Exercise objective: Would you repeat the listing exactly, without any of its images?

[Start of Attachment]

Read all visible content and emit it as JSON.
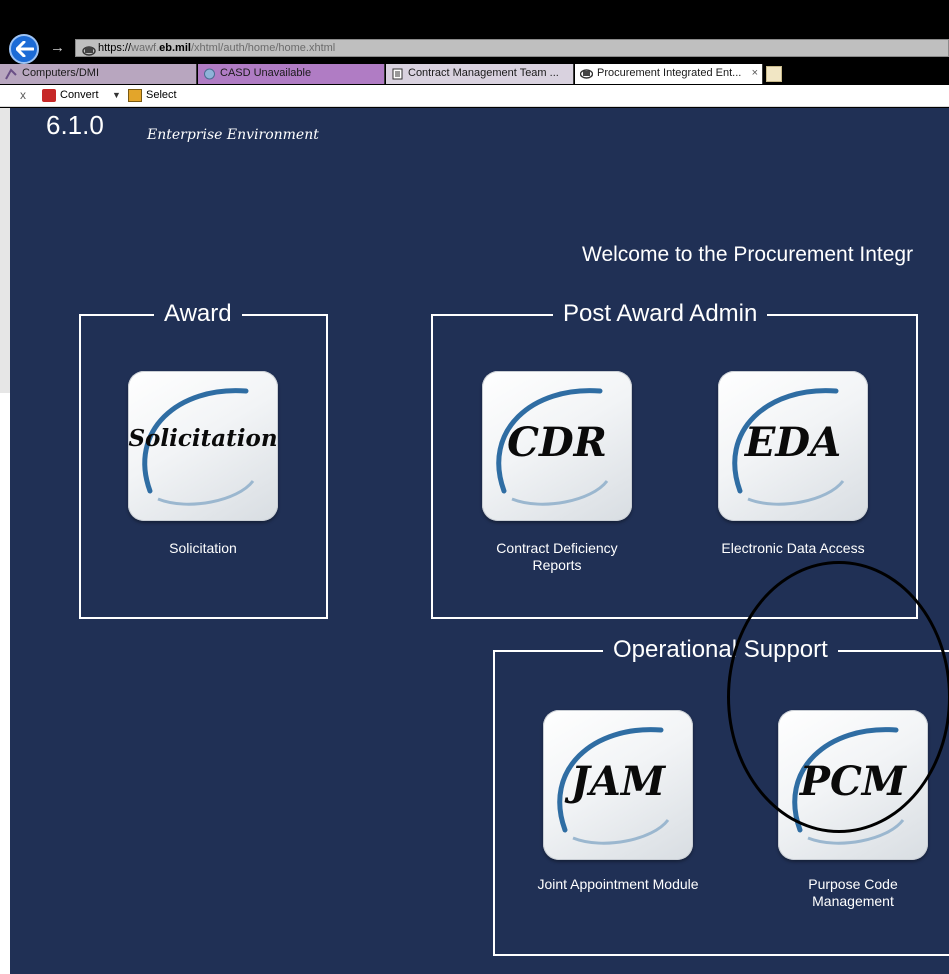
{
  "browser": {
    "url": {
      "scheme": "https://",
      "host_prefix": "wawf.",
      "host": "eb.mil",
      "path": "/xhtml/auth/home/home.xhtml"
    },
    "tabs": [
      {
        "label": "Computers/DMI"
      },
      {
        "label": "CASD Unavailable"
      },
      {
        "label": "Contract Management Team ..."
      },
      {
        "label": "Procurement Integrated Ent...",
        "active": true,
        "close": "×"
      }
    ],
    "command_bar": {
      "close": "x",
      "convert_label": "Convert",
      "caret": "▼",
      "select_label": "Select"
    }
  },
  "page": {
    "version": "6.1.0",
    "environment": "Enterprise Environment",
    "welcome": "Welcome to the Procurement Integr",
    "background_color": "#203055",
    "groups": {
      "award": {
        "title": "Award",
        "items": [
          {
            "tile_text": "Solicitation",
            "caption": "Solicitation"
          }
        ]
      },
      "post_award": {
        "title": "Post Award Admin",
        "items": [
          {
            "tile_text": "CDR",
            "caption": "Contract Deficiency Reports"
          },
          {
            "tile_text": "EDA",
            "caption": "Electronic Data Access"
          }
        ]
      },
      "operational": {
        "title": "Operational Support",
        "items": [
          {
            "tile_text": "JAM",
            "caption": "Joint Appointment Module"
          },
          {
            "tile_text": "PCM",
            "caption": "Purpose Code Management"
          }
        ]
      }
    }
  },
  "icons": {
    "back": "back-arrow-icon",
    "forward": "forward-arrow-icon",
    "page": "page-icon",
    "convert": "pdf-convert-icon",
    "select": "select-icon",
    "new_tab": "new-tab-icon"
  }
}
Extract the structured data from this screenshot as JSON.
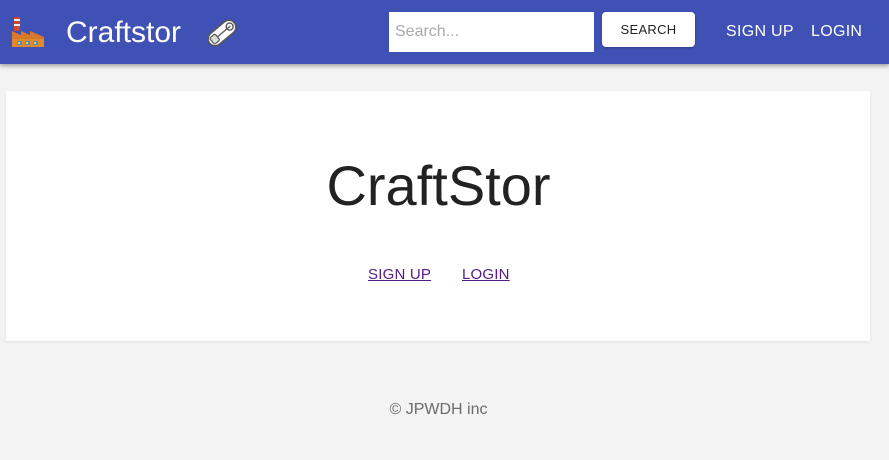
{
  "header": {
    "brand_title": "Craftstor",
    "search": {
      "placeholder": "Search...",
      "value": ""
    },
    "search_button_label": "SEARCH",
    "nav": {
      "signup_label": "SIGN UP",
      "login_label": "LOGIN"
    },
    "icons": {
      "left": "factory-icon",
      "right": "safety-pin-icon"
    },
    "background_color": "#3f51b5"
  },
  "main": {
    "hero_title": "CraftStor",
    "signup_label": "SIGN UP",
    "login_label": "LOGIN",
    "link_color": "#551a8b"
  },
  "footer": {
    "text": "© JPWDH inc"
  }
}
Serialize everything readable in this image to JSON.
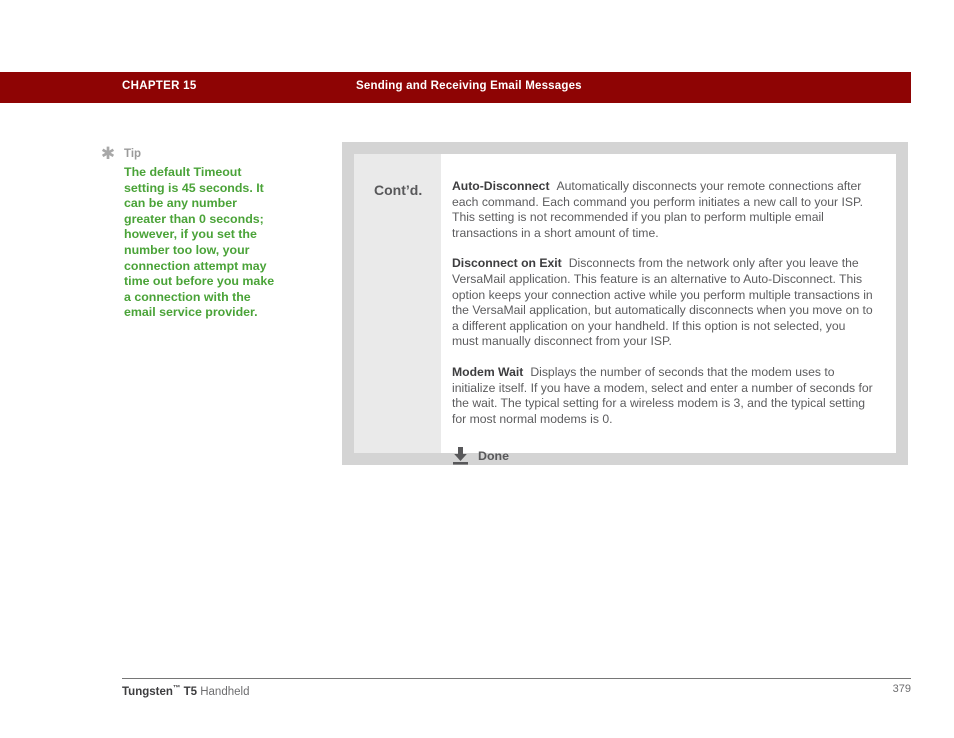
{
  "header": {
    "chapter": "CHAPTER 15",
    "title": "Sending and Receiving Email Messages",
    "background_color": "#8e0404",
    "text_color": "#ffffff"
  },
  "tip": {
    "icon": "asterisk-icon",
    "icon_glyph": "✱",
    "label": "Tip",
    "label_color": "#9a9a9a",
    "body": "The default Timeout setting is 45 seconds. It can be any number greater than 0 seconds; however, if you set the number too low, your connection attempt may time out before you make a connection with the email service provider.",
    "body_color": "#4aa338"
  },
  "panel": {
    "frame_color": "#d4d4d4",
    "side_column_color": "#eaeaea",
    "content_color": "#ffffff",
    "continued_label": "Cont’d.",
    "entries": [
      {
        "term": "Auto-Disconnect",
        "description": "Automatically disconnects your remote connections after each command. Each command you perform initiates a new call to your ISP. This setting is not recommended if you plan to perform multiple email transactions in a short amount of time."
      },
      {
        "term": "Disconnect on Exit",
        "description": "Disconnects from the network only after you leave the VersaMail application. This feature is an alternative to Auto-Disconnect. This option keeps your connection active while you perform multiple transactions in the VersaMail application, but automatically disconnects when you move on to a different application on your handheld. If this option is not selected, you must manually disconnect from your ISP."
      },
      {
        "term": "Modem Wait",
        "description": "Displays the number of seconds that the modem uses to initialize itself. If you have a modem, select and enter a number of seconds for the wait. The typical setting for a wireless modem is 3, and the typical setting for most normal modems is 0."
      }
    ],
    "done": {
      "icon": "download-arrow-icon",
      "label": "Done"
    }
  },
  "footer": {
    "product_bold": "Tungsten",
    "trademark": "™",
    "product_model": "T5",
    "product_suffix": "Handheld",
    "page_number": "379"
  }
}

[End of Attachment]

Answer to the exercise:
Read all visible content and emit it as JSON.
{
  "browser": {
    "url": {
      "scheme": "https://",
      "host_prefix": "wawf.",
      "host": "eb.mil",
      "path": "/xhtml/auth/home/home.xhtml"
    },
    "tabs": [
      {
        "label": "Computers/DMI"
      },
      {
        "label": "CASD Unavailable"
      },
      {
        "label": "Contract Management Team ..."
      },
      {
        "label": "Procurement Integrated Ent...",
        "active": true,
        "close": "×"
      }
    ],
    "command_bar": {
      "close": "x",
      "convert_label": "Convert",
      "caret": "▼",
      "select_label": "Select"
    }
  },
  "page": {
    "version": "6.1.0",
    "environment": "Enterprise Environment",
    "welcome": "Welcome to the Procurement Integr",
    "background_color": "#203055",
    "groups": {
      "award": {
        "title": "Award",
        "items": [
          {
            "tile_text": "Solicitation",
            "caption": "Solicitation"
          }
        ]
      },
      "post_award": {
        "title": "Post Award Admin",
        "items": [
          {
            "tile_text": "CDR",
            "caption": "Contract Deficiency Reports"
          },
          {
            "tile_text": "EDA",
            "caption": "Electronic Data Access"
          }
        ]
      },
      "operational": {
        "title": "Operational Support",
        "items": [
          {
            "tile_text": "JAM",
            "caption": "Joint Appointment Module"
          },
          {
            "tile_text": "PCM",
            "caption": "Purpose Code Management"
          }
        ]
      }
    }
  },
  "icons": {
    "back": "back-arrow-icon",
    "forward": "forward-arrow-icon",
    "page": "page-icon",
    "convert": "pdf-convert-icon",
    "select": "select-icon",
    "new_tab": "new-tab-icon"
  }
}
Extract the structured data from this screenshot as JSON.
{
  "header": {
    "brand_title": "Craftstor",
    "search": {
      "placeholder": "Search...",
      "value": ""
    },
    "search_button_label": "SEARCH",
    "nav": {
      "signup_label": "SIGN UP",
      "login_label": "LOGIN"
    },
    "icons": {
      "left": "factory-icon",
      "right": "safety-pin-icon"
    },
    "background_color": "#3f51b5"
  },
  "main": {
    "hero_title": "CraftStor",
    "signup_label": "SIGN UP",
    "login_label": "LOGIN",
    "link_color": "#551a8b"
  },
  "footer": {
    "text": "© JPWDH inc"
  }
}
Serialize everything readable in this image to JSON.
{
  "header": {
    "chapter": "CHAPTER 15",
    "title": "Sending and Receiving Email Messages",
    "background_color": "#8e0404",
    "text_color": "#ffffff"
  },
  "tip": {
    "icon": "asterisk-icon",
    "icon_glyph": "✱",
    "label": "Tip",
    "label_color": "#9a9a9a",
    "body": "The default Timeout setting is 45 seconds. It can be any number greater than 0 seconds; however, if you set the number too low, your connection attempt may time out before you make a connection with the email service provider.",
    "body_color": "#4aa338"
  },
  "panel": {
    "frame_color": "#d4d4d4",
    "side_column_color": "#eaeaea",
    "content_color": "#ffffff",
    "continued_label": "Cont’d.",
    "entries": [
      {
        "term": "Auto-Disconnect",
        "description": "Automatically disconnects your remote connections after each command. Each command you perform initiates a new call to your ISP. This setting is not recommended if you plan to perform multiple email transactions in a short amount of time."
      },
      {
        "term": "Disconnect on Exit",
        "description": "Disconnects from the network only after you leave the VersaMail application. This feature is an alternative to Auto-Disconnect. This option keeps your connection active while you perform multiple transactions in the VersaMail application, but automatically disconnects when you move on to a different application on your handheld. If this option is not selected, you must manually disconnect from your ISP."
      },
      {
        "term": "Modem Wait",
        "description": "Displays the number of seconds that the modem uses to initialize itself. If you have a modem, select and enter a number of seconds for the wait. The typical setting for a wireless modem is 3, and the typical setting for most normal modems is 0."
      }
    ],
    "done": {
      "icon": "download-arrow-icon",
      "label": "Done"
    }
  },
  "footer": {
    "product_bold": "Tungsten",
    "trademark": "™",
    "product_model": "T5",
    "product_suffix": "Handheld",
    "page_number": "379"
  }
}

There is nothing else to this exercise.